There are several signs and symptoms based on the severity of the gum disease
However, left unchecked, gum disease can also have much more serious and far-reaching effects.
How do you treat Periodontal Disease?
The stage of active disease is assessed and the appropriate treatment is selected for the patient.
The Link between Periodontal Disease and Health
Periodontal disease is not something that can be overlooked. Although you might tell yourself that this condition would only have a negative effect on your oral health, the reality is that all of the systems in our bodies are connected. If left untreated, periodontal disease can actually have a very serious negative effect on many other systems within your body.
Diabetes, and its Link to Gum Disease (Periodontitis / Gingivitis)
There is a strong link between periodontal disease and diabetes. In fact, the connection is so deep that it runs in both directions. People with diabetes are very prone to gum disease. This is one of the areas of their health which they must keep a very close eye on after contracting diabetes.
However, severe periodontal disease can also be a risk factor for developing diabetes. The problem is that severe cases can lead to periods of higher than normal blood sugar. This is one of the factors that creates diabetes if it is recurring over long periods of time. On the other hand, if a person is already diabetic, severe gum disease can also make it more difficult for them to manage their blood sugar levels safely.
Heart Disease and Stroke, and its Link to Gum Disease (Periodontitis / Gingivitis)
Diabetes isn’t the only life threatening disease which ties to gum disease. The link between these two conditions is even stronger, and actually quite alarming. One study found that people with severe gum disease were as much as twice as likely to develop heart disease.
Doctors and dentists are still learning more about what causes the link between periodontics illnesses and heart disease. However, the root causes is likely linked to inflammation. Gum disease is caused by bacteria in the mouth. When the body has a bacterial infection, it gets inflamed as part of its natural defense mechanism. However, prolonged inflammation is linked very clearly to heart disease.
There is still a great deal more to be learned about how gum disease and heart disease and diabetes connect to one another, but this much is clear: there is a connection. Maintaining good overall oral health is certainly important for a healthy, long life.
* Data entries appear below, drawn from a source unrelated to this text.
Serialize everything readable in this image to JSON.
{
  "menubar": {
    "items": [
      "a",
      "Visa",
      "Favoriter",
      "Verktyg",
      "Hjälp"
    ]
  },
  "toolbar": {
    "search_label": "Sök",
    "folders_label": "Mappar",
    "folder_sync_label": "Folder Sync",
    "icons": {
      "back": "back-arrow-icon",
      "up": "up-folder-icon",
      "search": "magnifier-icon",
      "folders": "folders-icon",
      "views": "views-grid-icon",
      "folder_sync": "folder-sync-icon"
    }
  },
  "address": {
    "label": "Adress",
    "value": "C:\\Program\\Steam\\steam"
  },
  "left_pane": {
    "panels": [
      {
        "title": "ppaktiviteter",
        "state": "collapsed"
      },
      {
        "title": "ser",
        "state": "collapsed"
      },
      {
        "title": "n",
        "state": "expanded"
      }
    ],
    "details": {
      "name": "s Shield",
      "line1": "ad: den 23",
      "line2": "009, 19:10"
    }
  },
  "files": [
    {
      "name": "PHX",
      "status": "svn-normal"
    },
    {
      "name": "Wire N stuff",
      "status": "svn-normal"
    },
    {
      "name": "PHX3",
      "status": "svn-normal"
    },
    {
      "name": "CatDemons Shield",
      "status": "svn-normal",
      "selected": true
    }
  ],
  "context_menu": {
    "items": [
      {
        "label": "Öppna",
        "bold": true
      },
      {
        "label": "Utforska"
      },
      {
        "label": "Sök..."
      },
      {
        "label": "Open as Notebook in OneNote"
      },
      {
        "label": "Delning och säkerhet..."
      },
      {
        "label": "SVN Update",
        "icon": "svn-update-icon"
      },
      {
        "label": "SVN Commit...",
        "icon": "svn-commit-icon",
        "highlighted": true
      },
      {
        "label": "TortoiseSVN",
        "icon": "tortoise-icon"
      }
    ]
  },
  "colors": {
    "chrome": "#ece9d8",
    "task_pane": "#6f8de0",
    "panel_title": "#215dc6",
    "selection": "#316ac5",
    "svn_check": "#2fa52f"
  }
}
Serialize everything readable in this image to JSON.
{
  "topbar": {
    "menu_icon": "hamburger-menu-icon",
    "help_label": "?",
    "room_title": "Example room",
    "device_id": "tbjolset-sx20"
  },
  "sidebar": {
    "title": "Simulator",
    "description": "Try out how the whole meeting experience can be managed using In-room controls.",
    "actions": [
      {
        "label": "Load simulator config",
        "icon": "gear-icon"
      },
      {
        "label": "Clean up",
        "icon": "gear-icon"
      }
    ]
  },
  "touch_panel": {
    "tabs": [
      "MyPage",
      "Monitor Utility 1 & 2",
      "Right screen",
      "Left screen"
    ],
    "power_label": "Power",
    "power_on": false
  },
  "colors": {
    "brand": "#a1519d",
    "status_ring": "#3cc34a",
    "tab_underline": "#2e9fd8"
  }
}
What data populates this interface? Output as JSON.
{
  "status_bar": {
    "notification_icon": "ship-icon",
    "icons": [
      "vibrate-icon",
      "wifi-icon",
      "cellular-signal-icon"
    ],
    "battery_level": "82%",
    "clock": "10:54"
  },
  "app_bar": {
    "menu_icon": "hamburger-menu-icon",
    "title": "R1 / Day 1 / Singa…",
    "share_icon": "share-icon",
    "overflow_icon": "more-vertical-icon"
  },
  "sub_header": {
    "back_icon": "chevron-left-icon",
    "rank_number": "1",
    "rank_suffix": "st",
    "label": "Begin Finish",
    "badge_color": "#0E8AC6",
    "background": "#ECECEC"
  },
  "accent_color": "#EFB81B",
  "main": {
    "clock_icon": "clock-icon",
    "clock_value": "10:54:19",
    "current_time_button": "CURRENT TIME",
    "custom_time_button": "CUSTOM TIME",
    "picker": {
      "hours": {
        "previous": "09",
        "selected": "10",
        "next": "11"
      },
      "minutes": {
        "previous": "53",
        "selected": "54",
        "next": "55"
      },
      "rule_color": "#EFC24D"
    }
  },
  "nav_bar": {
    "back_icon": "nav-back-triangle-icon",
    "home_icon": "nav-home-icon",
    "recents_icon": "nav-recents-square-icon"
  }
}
Other Health Conditions, , and its Link to Gum Disease (Periodontitis / Gingivitis)
There are other medical health conditions that are being linked to gum disease which include: